I’m lost and I wish I were found, in the arms of My Darlin’ Hometown…

Alan LeQuire’s bronze and limestone sculpture presides over the Music Row Roundabout in my hometown of Nashville, intended to convey “the importance of music to Nashville”.  If you know much about my beloved South, you will understand that those easily offended (they’re naked!) called for its removal at its installation in 2003.  We all calmed down eventually, or at least got tired of shouting about it, and these days it is a mostly beloved iconic figure representing music in all its forms (we have a wonderful symphony too).  I love music, and many of my posts feature lines from songs I particularly enjoy and/or find relevant.  A case in point would be My Darlin’ Hometown, a song by the great John Prine that speaks to those of us who live far away from home.  My hope is that anyone interested might dig a little deeper, check out the music in question, or even better buy a song or a CD and give it a listen…you waste more money than that driving driving around every day, and music is much more fun!  (30 March, 2010  Nashville, TN)

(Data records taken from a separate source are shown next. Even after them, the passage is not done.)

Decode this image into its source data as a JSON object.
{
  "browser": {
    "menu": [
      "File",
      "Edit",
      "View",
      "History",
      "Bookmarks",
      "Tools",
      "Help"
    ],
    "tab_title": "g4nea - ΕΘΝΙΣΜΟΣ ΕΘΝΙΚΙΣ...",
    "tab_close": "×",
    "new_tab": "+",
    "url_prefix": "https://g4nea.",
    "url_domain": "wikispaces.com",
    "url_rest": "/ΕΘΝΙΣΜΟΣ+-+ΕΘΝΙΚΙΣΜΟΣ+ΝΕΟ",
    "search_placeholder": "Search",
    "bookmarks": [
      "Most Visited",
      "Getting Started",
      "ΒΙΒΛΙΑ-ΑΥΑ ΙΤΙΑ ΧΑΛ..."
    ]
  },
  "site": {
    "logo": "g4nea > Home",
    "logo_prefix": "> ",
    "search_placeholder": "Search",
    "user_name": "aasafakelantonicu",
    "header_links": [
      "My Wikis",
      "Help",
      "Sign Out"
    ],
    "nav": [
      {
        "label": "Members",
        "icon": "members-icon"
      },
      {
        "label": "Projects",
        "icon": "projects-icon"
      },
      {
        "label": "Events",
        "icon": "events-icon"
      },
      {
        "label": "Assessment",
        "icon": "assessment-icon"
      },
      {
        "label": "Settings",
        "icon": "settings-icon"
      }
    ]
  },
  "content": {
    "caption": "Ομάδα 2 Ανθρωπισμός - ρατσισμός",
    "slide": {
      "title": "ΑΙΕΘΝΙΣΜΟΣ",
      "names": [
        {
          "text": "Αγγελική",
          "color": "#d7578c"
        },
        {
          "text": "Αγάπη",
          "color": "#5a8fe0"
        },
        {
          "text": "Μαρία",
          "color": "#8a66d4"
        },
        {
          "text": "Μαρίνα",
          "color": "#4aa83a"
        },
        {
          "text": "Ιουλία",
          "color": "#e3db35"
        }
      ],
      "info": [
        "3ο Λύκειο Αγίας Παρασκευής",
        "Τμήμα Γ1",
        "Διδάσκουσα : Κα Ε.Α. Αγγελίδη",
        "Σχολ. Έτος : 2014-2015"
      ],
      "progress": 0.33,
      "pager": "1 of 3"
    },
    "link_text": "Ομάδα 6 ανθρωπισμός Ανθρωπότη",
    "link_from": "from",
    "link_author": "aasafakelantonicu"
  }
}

Mother, Mother Ocean, I have heard your call…

The Pirates of the Caribbean franchise has had a fine run, despite being based on a Disney theme park ride.  Opening in 1967, the ride was the last one overseen by Walt Disney himself, further evidence of the man’s Midas touch.  Johnny Depp modelled his pirate character on a mixture of Rolling Stones’ guitarist Keith Richards and the cartoon skunk Pepé Le Pew, and Disney executives were initially confused as to whether he was supposed to be drunk or gay…but didn’t care for the performance either way.  Pirates are real, of course.  The heyday of piracy in the Caribbean was between 1650 and 1730, when the heady combination of distracting wars in Europe, out-of-work sailors, and easy pickings on the open seas led to open season on merchant shipping.  Life could be nasty, brutal, and short in those days, so the prospects of quick paydays and high living drew many to the trade.  The average sailor’s life expectancy at the time was about four years, and he could count on ending life shot, hanged, stabbed to death or drowned.  I say “he”, though history records a few ladies among the crew as well.  The mighty sailing man in the photo below was riding his bike along the wharf in Oslo one day, and I envied his comfort in his own skin.  The boy may have a future in front of the camera!  (2 September, 2011 Oslo, Norway)